In the material below, find each line holding the string "page" and copy it.

++++ Given entries ++++

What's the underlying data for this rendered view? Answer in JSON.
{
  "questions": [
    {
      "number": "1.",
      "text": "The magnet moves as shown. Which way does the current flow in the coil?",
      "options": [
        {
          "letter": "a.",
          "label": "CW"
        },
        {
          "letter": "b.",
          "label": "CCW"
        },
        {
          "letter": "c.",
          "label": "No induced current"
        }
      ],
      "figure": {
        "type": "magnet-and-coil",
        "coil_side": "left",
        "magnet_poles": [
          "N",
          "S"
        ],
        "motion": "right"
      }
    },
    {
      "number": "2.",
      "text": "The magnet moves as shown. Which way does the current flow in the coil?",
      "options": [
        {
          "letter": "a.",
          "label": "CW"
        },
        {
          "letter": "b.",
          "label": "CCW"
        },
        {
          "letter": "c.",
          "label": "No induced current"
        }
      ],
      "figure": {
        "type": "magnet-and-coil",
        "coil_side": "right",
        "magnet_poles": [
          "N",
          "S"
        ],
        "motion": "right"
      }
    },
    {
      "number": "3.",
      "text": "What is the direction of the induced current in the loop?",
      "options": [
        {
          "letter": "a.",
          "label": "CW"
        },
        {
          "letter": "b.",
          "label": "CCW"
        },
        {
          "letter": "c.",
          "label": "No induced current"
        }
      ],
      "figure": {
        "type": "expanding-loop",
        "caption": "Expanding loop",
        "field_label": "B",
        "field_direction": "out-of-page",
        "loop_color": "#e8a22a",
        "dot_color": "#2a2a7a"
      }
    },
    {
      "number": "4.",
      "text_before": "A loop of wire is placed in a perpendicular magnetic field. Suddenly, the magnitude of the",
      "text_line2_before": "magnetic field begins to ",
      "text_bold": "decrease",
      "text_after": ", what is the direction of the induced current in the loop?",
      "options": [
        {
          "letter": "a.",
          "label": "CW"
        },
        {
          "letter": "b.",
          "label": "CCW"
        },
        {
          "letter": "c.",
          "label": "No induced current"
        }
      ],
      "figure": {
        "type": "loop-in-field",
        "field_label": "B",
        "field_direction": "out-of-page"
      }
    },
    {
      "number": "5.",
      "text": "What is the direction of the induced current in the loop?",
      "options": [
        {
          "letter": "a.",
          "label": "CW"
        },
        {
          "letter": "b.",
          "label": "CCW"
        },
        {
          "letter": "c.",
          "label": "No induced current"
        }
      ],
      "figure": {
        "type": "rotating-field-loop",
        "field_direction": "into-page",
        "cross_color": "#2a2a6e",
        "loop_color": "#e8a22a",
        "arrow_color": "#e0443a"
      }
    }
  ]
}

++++

**Solution to the problem:**
        "field_direction": "out-of-page",
        "field_direction": "out-of-page"
        "field_direction": "into-page",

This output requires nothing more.